Outbound Internet Access via Web Proxy and AWS VPC Peering
AWS provides the mechanisms to create VPC designs that run the gamut of the complexity spectrum. You can deploy your application in a single VPC with only public subnets. Other applications may be better suited to a collection of VPCs with both public and private subnets. You can use VPCs as building blocks for large-scale distributed applications, a design decision that requires VPCs to communicate to one another. In this post, I’ll examine a VPC design pattern in which a VPC is dedicated for providing internet access using VPC peering with a web proxy.
Consider the scenario in which you maintain applications in separate VPCs. The applications require outbound access to the Internet and do not offer any Internet-facing services. When the number of VPCs is many, centralizing the egress point for all traffic to the Internet may help an organization meet specialized security requirements. The centralized point for policy enforcement can be implemented with a pair of security appliances in a VPC dedicated to providing egress to the Internet. In a networking chalk talk at re:Invent 2018, an AWS engineer referred to this design pattern as an outbound services VPC. The use of web proxies is one implementation of an outbound services VPC.
Why centralize outbound Internet access? From a security perspective, the company might want to perform URL filtering, IDS/IPS, or application-layer filtering. By centralizing outbound access, the company’s security team can manage policy in a smaller number of places. Security appliances are not needed in every application VPC, which has benefits in terms of cost and decoupling the application lifecycle from the outbound services VPC.
The applications are instantiated in other dedicated VPCs. Traffic from these VPCs must traverse the outbound services VPC to reach the Internet. Recall that transitive traffic in the VPC is prohibited: traffic that is sourced in one VPC and directed toward a second VPC must terminate in the second VPC. For this reason, you can’t rely on VPC peering alone for enabling applications VPCs to traverse the outbound services VPCs. The traffic would be dropped.

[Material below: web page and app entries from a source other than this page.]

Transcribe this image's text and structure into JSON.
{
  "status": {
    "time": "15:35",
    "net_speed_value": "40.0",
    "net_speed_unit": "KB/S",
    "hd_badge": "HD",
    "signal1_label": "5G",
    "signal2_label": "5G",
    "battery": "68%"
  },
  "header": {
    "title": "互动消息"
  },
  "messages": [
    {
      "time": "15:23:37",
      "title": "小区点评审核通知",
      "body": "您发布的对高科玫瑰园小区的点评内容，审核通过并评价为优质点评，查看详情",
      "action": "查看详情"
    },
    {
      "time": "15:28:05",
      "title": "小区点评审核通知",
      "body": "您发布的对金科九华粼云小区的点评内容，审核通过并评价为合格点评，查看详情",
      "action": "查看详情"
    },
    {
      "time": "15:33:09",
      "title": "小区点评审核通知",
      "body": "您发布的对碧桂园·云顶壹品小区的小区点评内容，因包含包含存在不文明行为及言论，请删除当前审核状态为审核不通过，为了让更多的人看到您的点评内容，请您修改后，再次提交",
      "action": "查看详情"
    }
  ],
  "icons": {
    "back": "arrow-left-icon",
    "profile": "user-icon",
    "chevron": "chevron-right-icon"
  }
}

By adding a pair of proxy servers in the outbound services VPC, the limitation on the non-transitive nature of VPCs can be worked around. The servers in the application VPCs that require outbound access are configured to use the proxies in the outbound services VPC. This terminates the TCP connection in the outbound services VPC and creates a new TCP session for the proxy to Internet web server connection.
VPC peering is ideal for inter-VPC connectivity for a host of reasons.
- VPC peering is highly available service provided as a native VPC component
- VPC peering traffic uses the private AWS network backbone
- VPC peering can be established between AWS regions
- VPC peering traffic is encrypted when established between regions
- Network throughput with VPC peering is higher than you’ll experience with AWS Managed VPN
Let’s examine a diagram of this design.
The diagram depicts EC2 servers in application VPCs. These instances must be configured to use the web proxies in the outbound services VPC. The outbound service VPC can be a simple as two web proxies running on EC2 instances. A more robust implementation would use a proxy farm fronted by an ELB.
Let’s check out how we can use a squid proxy in the outbound services VPC to proxy connections from an application VPC.
Here is the outbound VPC template.
The next template creates one application VPC with an EC2 instance for testing.
First launch the outbound services VPC stack.
aws cloudformation create-stack --stack-name outbound-vpc --template-body file://outbound_vpc_proxy.yml --parameters ParameterKey=KeyName,ParameterValue=YourSSHKeyHere --region us-east-1
Now launch a template for a single application VPC using the name of outbound services VPC stack so that the peer VPC ID can be imported.
aws cloudformation create-stack --stack-name app1 --template-body file://app_vpc_proxy_access.yml --parameters ParameterKey=OutboundVpcStack,ParameterValue=outbound-vpc --region us-east-1 ParameterKey=KeyName,ParameterValue=YourSSHKeyHere
To verify that the application VPC uses the proxy to reach Internet web servers, ssh into the squid proxy as ec2-user. Next ssh to the Ubuntu EC2 instance using the “ubuntu” username. Type ‘curl https://konekti.us’ and you will retrieve the contents of the Konekti landing page.
I’ll note several things about the templates.
AWS SSM can be used to locate the latest Amazon Linux AMI. See this blog post for more details.
For serving as a basic web proxy, no additional configuration for squid on Amazon Linux 2 is required.
Additional application VPCs can be deployed by overriding the default AppVpcCIDR parameter to use unique CIDR ranges.
The VPC design pattern described in this post is very helpful for companies that require strict security controls. If you have any questions, please contact Konekti using this form.